Pause for Pinter: The Hothouse, Celebration, Out Through The In Door

You wait years for a good Pinter play, and then three come along at once. After last term’s superb ‘The Birthday Party’, a production that earned four and five star reviews across the board, there suddenly seems to be a rash of Pinter plays spreading across Oxford.  Natasha Frost, director of Jesus College Dramatic Society’s inaugural production ‘Celebration’, theorised that Pinter’s popularity stems from the way his work “manages to straddle ‘edgy’ and ‘accessible’,” before going on to say that “putting on a Pinter play is relatively easy to do, because the cast size is usually small and the stage easily assembled.” So far, so student-like, but Hilary’s biggest Pinter production promises almost exactly the opposite to Frost’s kitchen sink drama.

Celebration, The Hothouse and the Pinter-inspired new writing Out Through the In Door are all on this term, but by far and away the grandest of these is The Hothouse, showing at the Playhouse from the 1st to the 4th of February. Director Jamie MacDonagh is extremely confident about the production, and he shows it when he says he thinks they can do better than Ian Rickson’s National Theatre production. “Which sounds horrendous,” he admits moments later, but it’s clear he’s not taking it back.

The Hothouse is not a ‘typical’ Pinter play, not falling among the kitchen sink dramas for which he is best known, and MacDonagh admits that few people have heard of it. Even those who know the play may find themselves surprised by new twists added by MacDonagh’s staging and interpretation. Without giving too much away, the play centres on an ambiguous institution and the characters responsible for running it. Like Pinter’s earlier dramas it is darkly comic, but it is frequently classed with his more political works and rarely staged. MacDonagh points to this as giving the play a measure of integrity while remaining commercially viable – and with six shows at the Playhouse to sell out, the Pinter name is an important hook, however keen MacDonagh is to stress it won’t be packed out with school children.

It seems like there are plenty of reasons to think about the production in terms of the professional show the team clearly intend it to be. The cast, whittled down from two hundred auditions, showcases some of the best actors Oxford has to offer, as one of the other directors I spoke to happily admitted. From the sound of it the staging will make the most of the actors, even as they leave the stage.

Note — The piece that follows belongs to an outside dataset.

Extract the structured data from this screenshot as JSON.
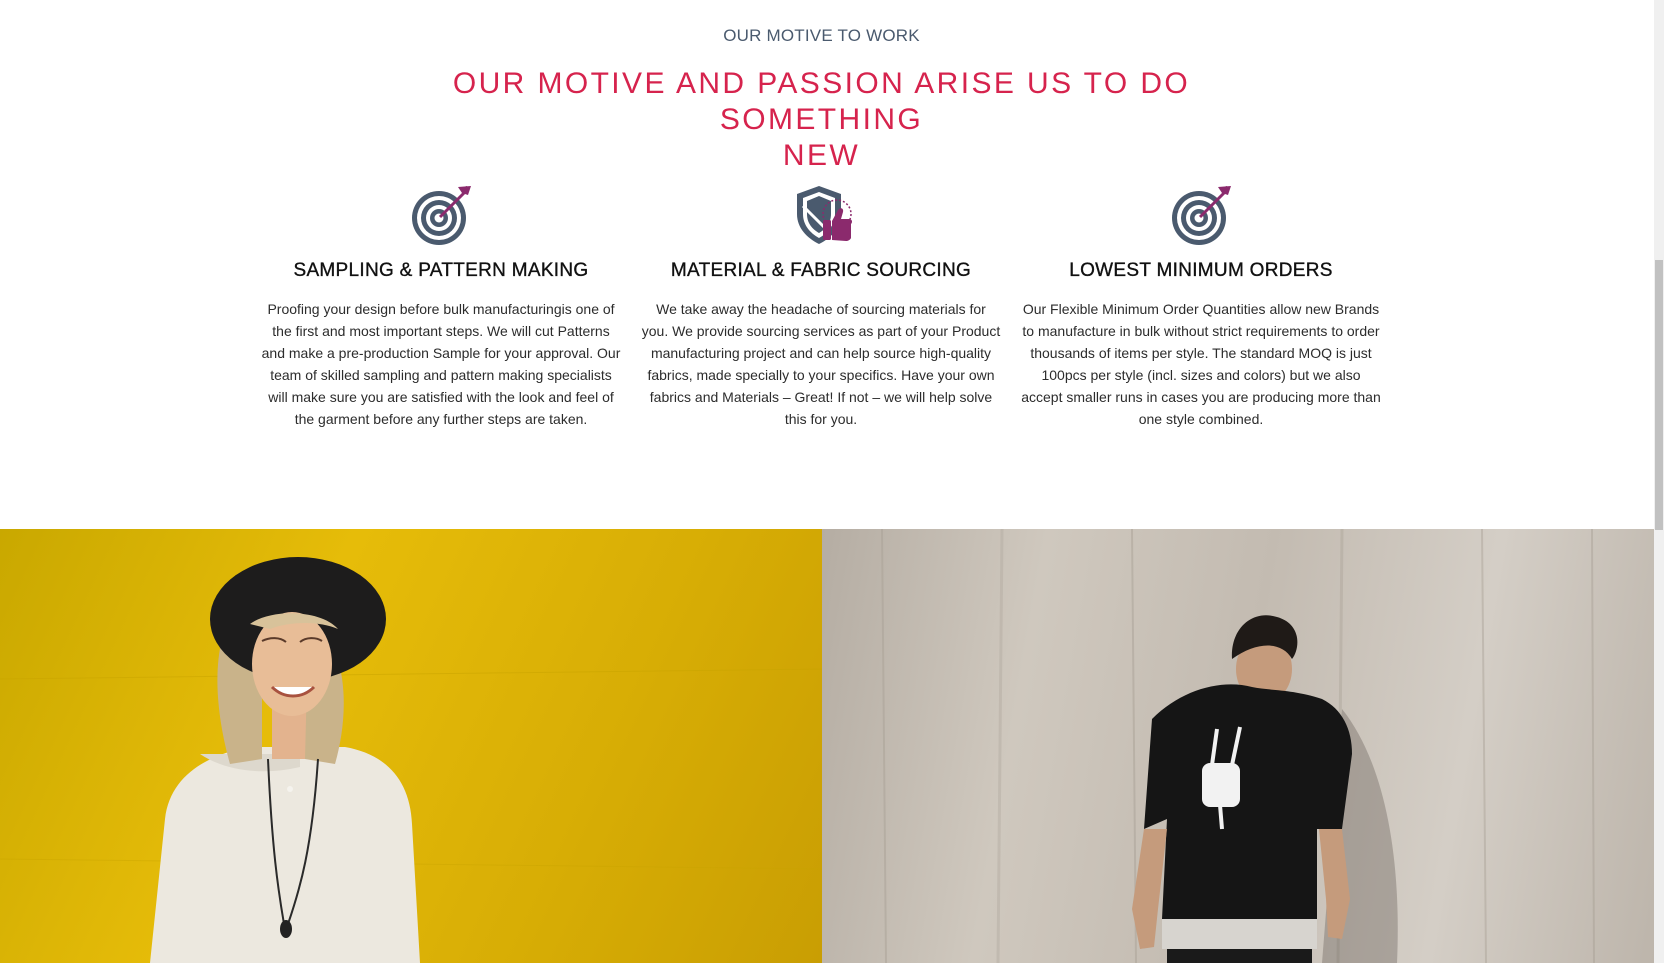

Three large screens mimic three CCTV screens, which show the full extent of the institution and perhaps give yet more scope to a director who savours the “very filmic quality” of the play. “When someone leaves the room or leaves the office you actually see them continuing down the corridor and walking through this enormous building; because so much of what is different about The Hothouse is that it’s got this high ethos … and so we wanted to make it as big as possible.”

In the end MacDonagh’s declaration of intent returns to what every director of Pinter I’ve spoken to has in some way addressed: “We’re going to try and make people laugh, and we’re going to try and actually scare them.” This duality of Pinter is something every director needs to bring out, because every audience member expects it, but it’s clear the productions on this term will be very different in style. Celebration, with its easily assembled stage and, going by the trailer, meticulous realism, is sure to provide an interesting note of contrast to the larger, glossier production dominating calendars in third week. Where The Houthouse has “an elite quality to it, hopefully,” Celebration is more accessible and will probably work well as the first piece of Pinter you see this term. I would advise, however, that it’s not your last.

Of course, if that’s not enough, there is one final show – not strictly Pinter, but Pinteresque. Alex Mills’ Out Through The In Door is an homage to the great playwright’s work, written using Pinter’s own methods in an attempt to capture a similar tragicomic tone. When asked about the other productions on this term, Mills mused that “Pinter’s quality means that it can be done at a large scale and a small scale,” while his own production attempted to find the same rhythms of language that makes Pinter so poetic. On in eighth week, it sounds like the perfect ending to a term where we can expect some fascinating performances , and gives one pause for thought.

Frankie Goodway

PHOTO/Arthur Laidlaw